Demolition specialists finished boring holes and began laying explosives in them Sunday afternoon as they prepared to bring down the precarious building.
The demolition preparations forced the suspension of the search-and-rescue mission Saturday afternoon, but officials said it should eventually open up new areas for rescue teams to explore. No one has been rescued alive since the first hours after the June 24 collapse.
At a news conference Sunday evening, Levine Cava said a "Shelter in Place Zone" for residents to stay indoors was established between 86th Street and 89th Street and Abbott Avenue and the shoreline. Residents should remain indoors until at least 12:30 a.m. Monday.
After speaking to residents concerned about their pets, Levine Cava also said that search operations have led officials to believe that no more live pets are still in the building.
The building's remnants will now be removed immediately with the intent of giving rescuers access for the first time to parts of the garage area that are a focus of interest, officials said. That could give a clearer picture of voids that may exist in the rubble and could possibly harbor survivors.

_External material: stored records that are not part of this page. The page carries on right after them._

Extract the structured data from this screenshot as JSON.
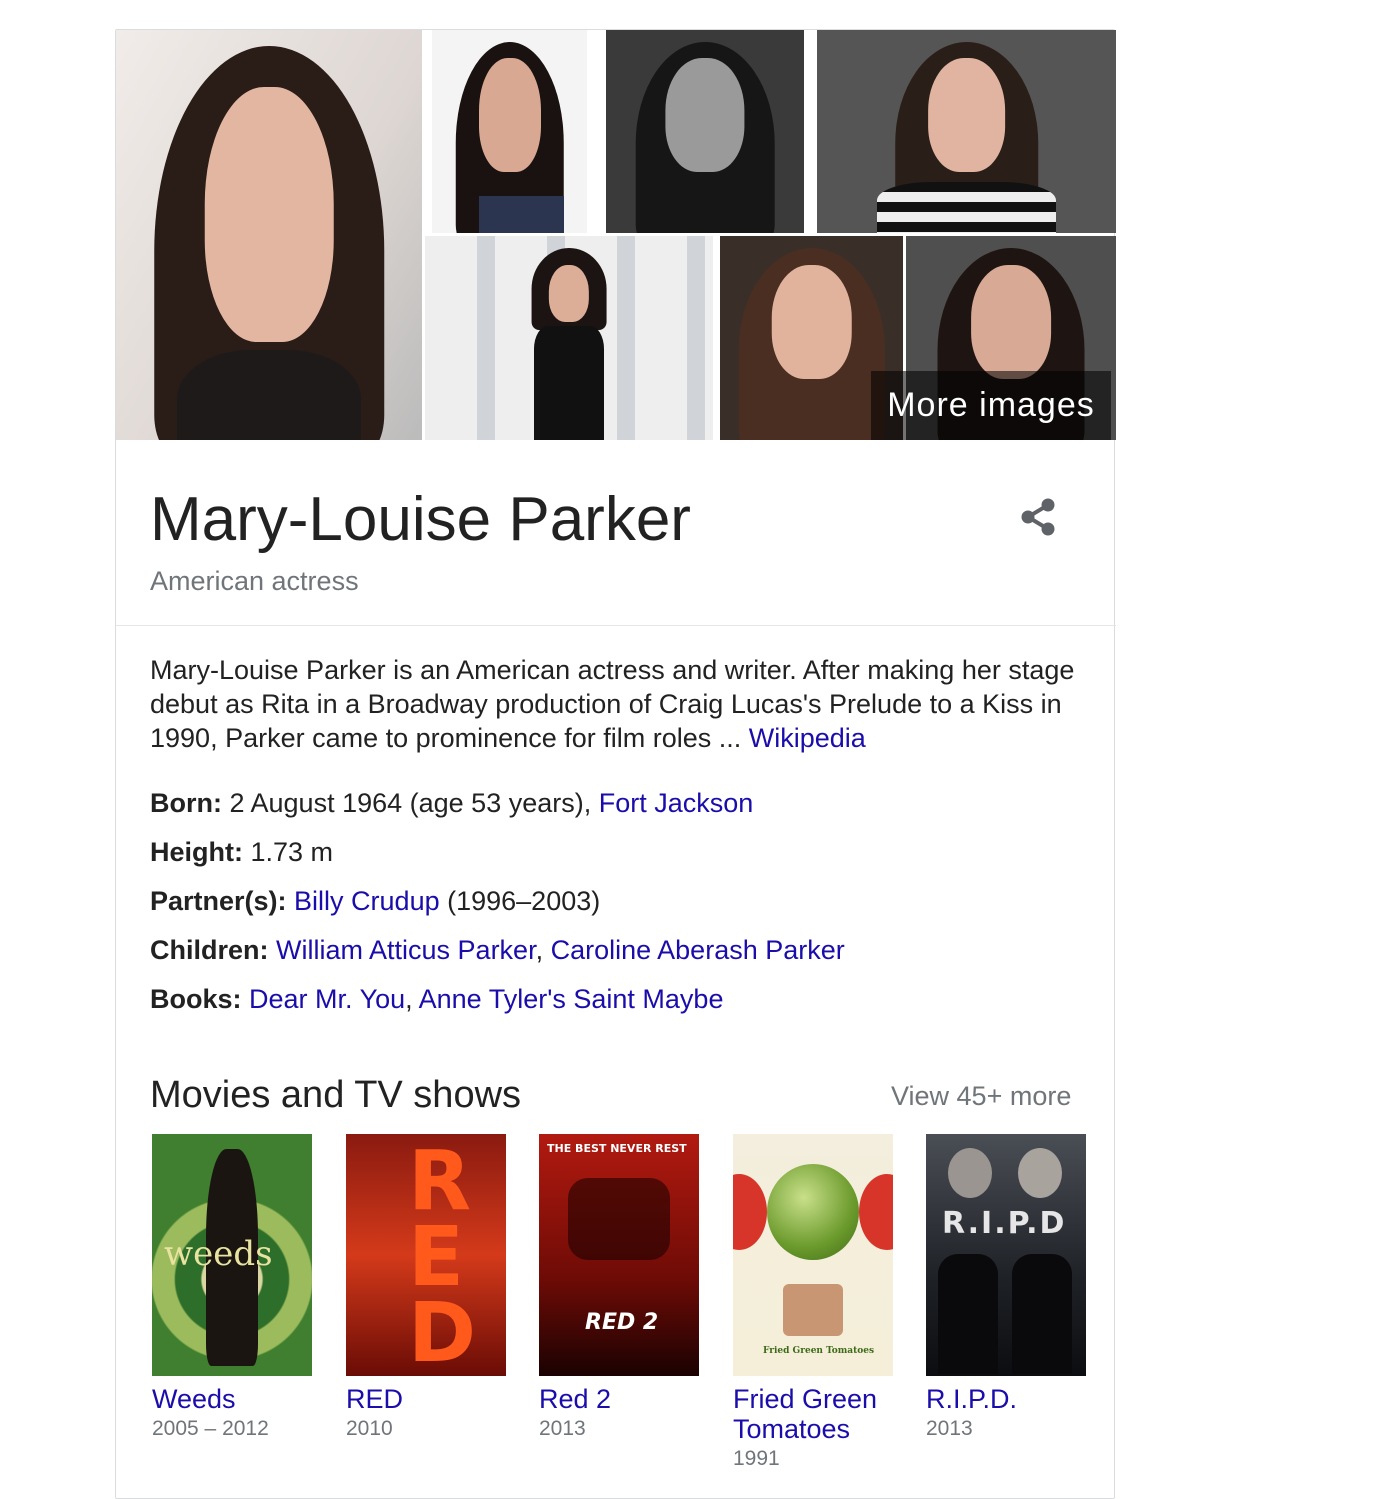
{
  "photos": {
    "more_images_label": "More images"
  },
  "entity": {
    "name": "Mary-Louise Parker",
    "subtitle": "American actress"
  },
  "description": {
    "text": "Mary-Louise Parker is an American actress and writer. After making her stage debut as Rita in a Broadway production of Craig Lucas's Prelude to a Kiss in 1990, Parker came to prominence for film roles ... ",
    "source_link": "Wikipedia"
  },
  "facts": {
    "born": {
      "label": "Born:",
      "text": " 2 August 1964 (age 53 years), ",
      "link": "Fort Jackson"
    },
    "height": {
      "label": "Height:",
      "value": " 1.73 m"
    },
    "partners": {
      "label": "Partner(s):",
      "link": "Billy Crudup",
      "text": " (1996–2003)"
    },
    "children": {
      "label": "Children:",
      "links": [
        "William Atticus Parker",
        "Caroline Aberash Parker"
      ],
      "separator": ", "
    },
    "books": {
      "label": "Books:",
      "links": [
        "Dear Mr. You",
        "Anne Tyler's Saint Maybe"
      ],
      "separator": ", "
    }
  },
  "movies": {
    "title": "Movies and TV shows",
    "view_more": "View 45+ more",
    "items": [
      {
        "title": "Weeds",
        "year": "2005 – 2012",
        "poster_text": "weeds"
      },
      {
        "title": "RED",
        "year": "2010",
        "poster_text": "RED"
      },
      {
        "title": "Red 2",
        "year": "2013",
        "poster_text": "RED 2",
        "poster_tagline": "THE BEST NEVER REST"
      },
      {
        "title": "Fried Green Tomatoes",
        "year": "1991",
        "poster_text": "Fried Green Tomatoes"
      },
      {
        "title": "R.I.P.D.",
        "year": "2013",
        "poster_text": "R.I.P.D"
      }
    ]
  },
  "colors": {
    "link": "#1a0dab",
    "secondary_text": "#70757a",
    "border": "#dadce0"
  }
}
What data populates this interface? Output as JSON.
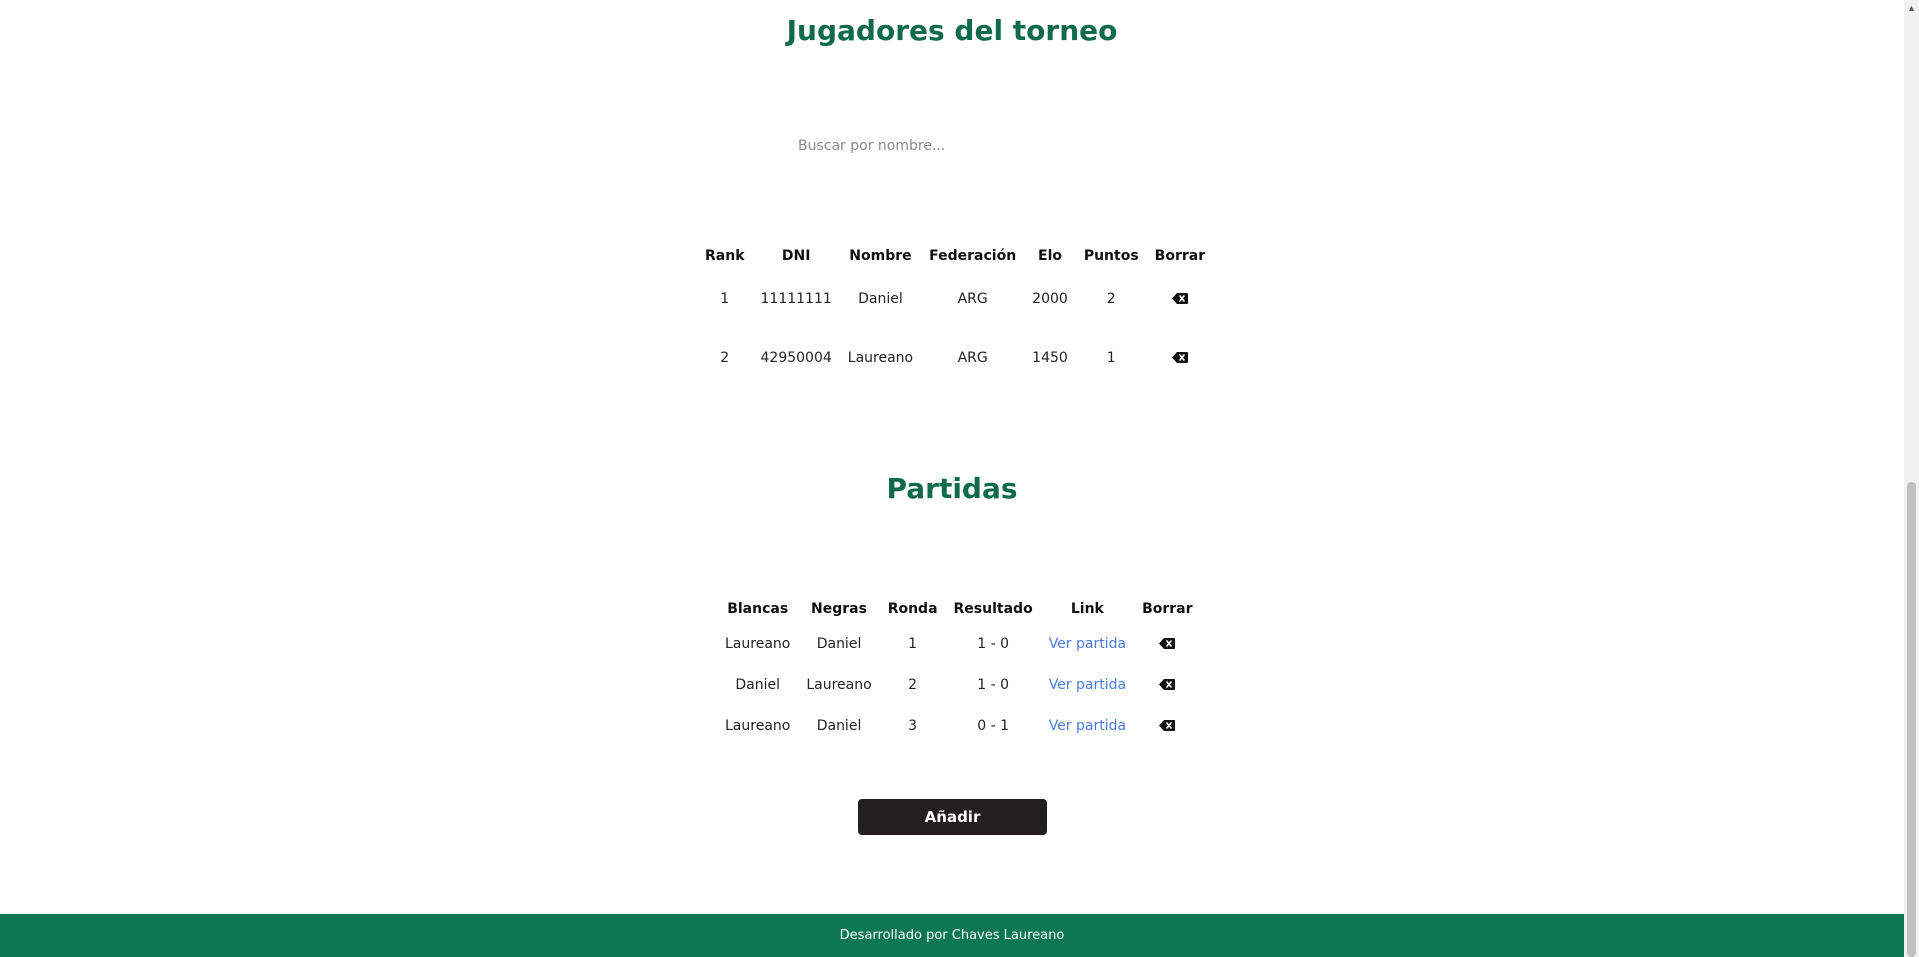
{
  "players_section": {
    "title": "Jugadores del torneo",
    "search_placeholder": "Buscar por nombre...",
    "columns": [
      "Rank",
      "DNI",
      "Nombre",
      "Federación",
      "Elo",
      "Puntos",
      "Borrar"
    ],
    "rows": [
      {
        "rank": "1",
        "dni": "11111111",
        "nombre": "Daniel",
        "federacion": "ARG",
        "elo": "2000",
        "puntos": "2",
        "delete_icon": "delete-backspace-icon"
      },
      {
        "rank": "2",
        "dni": "42950004",
        "nombre": "Laureano",
        "federacion": "ARG",
        "elo": "1450",
        "puntos": "1",
        "delete_icon": "delete-backspace-icon"
      }
    ]
  },
  "games_section": {
    "title": "Partidas",
    "columns": [
      "Blancas",
      "Negras",
      "Ronda",
      "Resultado",
      "Link",
      "Borrar"
    ],
    "rows": [
      {
        "blancas": "Laureano",
        "negras": "Daniel",
        "ronda": "1",
        "resultado": "1 - 0",
        "link": "Ver partida",
        "delete_icon": "delete-backspace-icon"
      },
      {
        "blancas": "Daniel",
        "negras": "Laureano",
        "ronda": "2",
        "resultado": "1 - 0",
        "link": "Ver partida",
        "delete_icon": "delete-backspace-icon"
      },
      {
        "blancas": "Laureano",
        "negras": "Daniel",
        "ronda": "3",
        "resultado": "0 - 1",
        "link": "Ver partida",
        "delete_icon": "delete-backspace-icon"
      }
    ],
    "add_button": "Añadir"
  },
  "footer": {
    "text": "Desarrollado por Chaves Laureano"
  },
  "colors": {
    "title": "#0f6b4c",
    "footer_bg": "#0b7853",
    "link": "#4b7be0",
    "button_bg": "#231f20"
  }
}
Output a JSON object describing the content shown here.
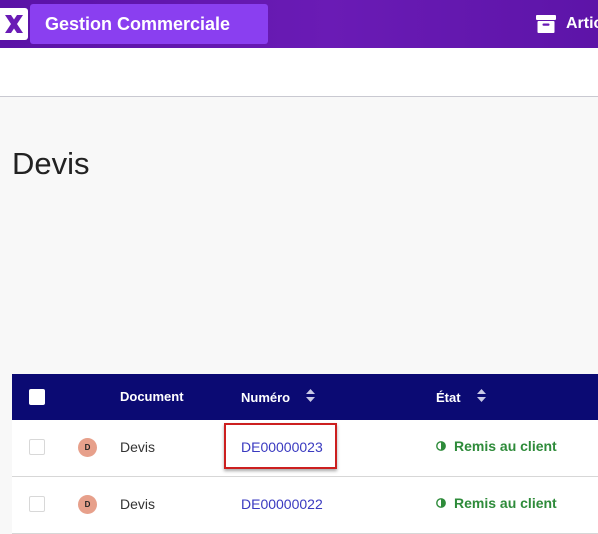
{
  "header": {
    "app_title": "Gestion Commerciale",
    "nav_articles_label": "Artic",
    "logo_letter": "X"
  },
  "page": {
    "title": "Devis"
  },
  "table": {
    "columns": {
      "document": "Document",
      "numero": "Numéro",
      "etat": "État"
    },
    "rows": [
      {
        "avatar": "D",
        "document": "Devis",
        "numero": "DE00000023",
        "etat": "Remis au client"
      },
      {
        "avatar": "D",
        "document": "Devis",
        "numero": "DE00000022",
        "etat": "Remis au client"
      }
    ]
  },
  "colors": {
    "header_bg": "#5a12a6",
    "app_title_bg": "#8a3ff0",
    "table_header_bg": "#0b0a73",
    "link": "#3a3ac0",
    "status_green": "#2e8b3a",
    "avatar_bg": "#e7a08b",
    "highlight": "#cc1f1f"
  },
  "icons": {
    "logo": "x-logo-icon",
    "articles": "archive-box-icon",
    "sort": "sort-arrows-icon",
    "status": "half-circle-icon"
  }
}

The mayor said crews used a special type of demolition known as energetic felling.
Energetic felling is a type of explosives demolition that is used to bring down structures in place and keep the collapse to a confined area, Levine Cava said.
The debris, dust, vibration and noise is reduced to a few seconds during the implosion and is less disruptive than other demolition methods.
State officials said they hired the BG Group, a general contractor based in Delray, to lead the demolition. They did not immediately respond to an inquiry about how the firm was selected, but a contract for the projects calls for the state to pay the company $935,000.
A spokesperson for the state’s Division of Emergency Management said the company is subcontracting with Maryland-based Controlled Demolition Inc., which experts say is among only a handful of companies in the U.S. that demolishes structures using explosives.
Surfside Collapse Coverage:
Some families previously asked if they would be able to return to the building to retrieve personal belongings before the demolition, but officials said they were not be allowed.
Levine Cava said that rescue teams are using a unique system for cataloging the personal items found in the rubble of the collapse.
Two more bodies were found at the site Saturday, bringing the death toll to 24, 121 remain unaccounted for.
The Miami-Dade Police Department late Sunday identified an additional victim: David Epstein, 58. MDPD has released the names of 23 victims so far.
Officials are also keeping watch on the impacts of Tropical Storm Elsa as they prepare for demolition.
While the storm path remains uncertain, forecasters do not expect direct impacts from Elsa but the collapse site could be affected by outer bands of rain and wind.
Miami-Dade was taken out of Elsa's cone of concern path on Saturday.
Miami-Dade Fire Rescue announced that in preparation for the storm, task force units from Florida were sent home, but that teams from other states had arrived to assists in the efforts.
Cava Levine praised the work of first responders and all who have come together to help with the efforts in the days following the collapse.
"This July 4th, we're reminded that patriotism isn't just about loyalty to country, it's about loyalty to one another, to our communities, to those in need whose names or stories we may not know ever, but to whom we are connected by compassion and by resilience, we have seen more than ever how at the end of the day, we really have each other," Levine Cava said.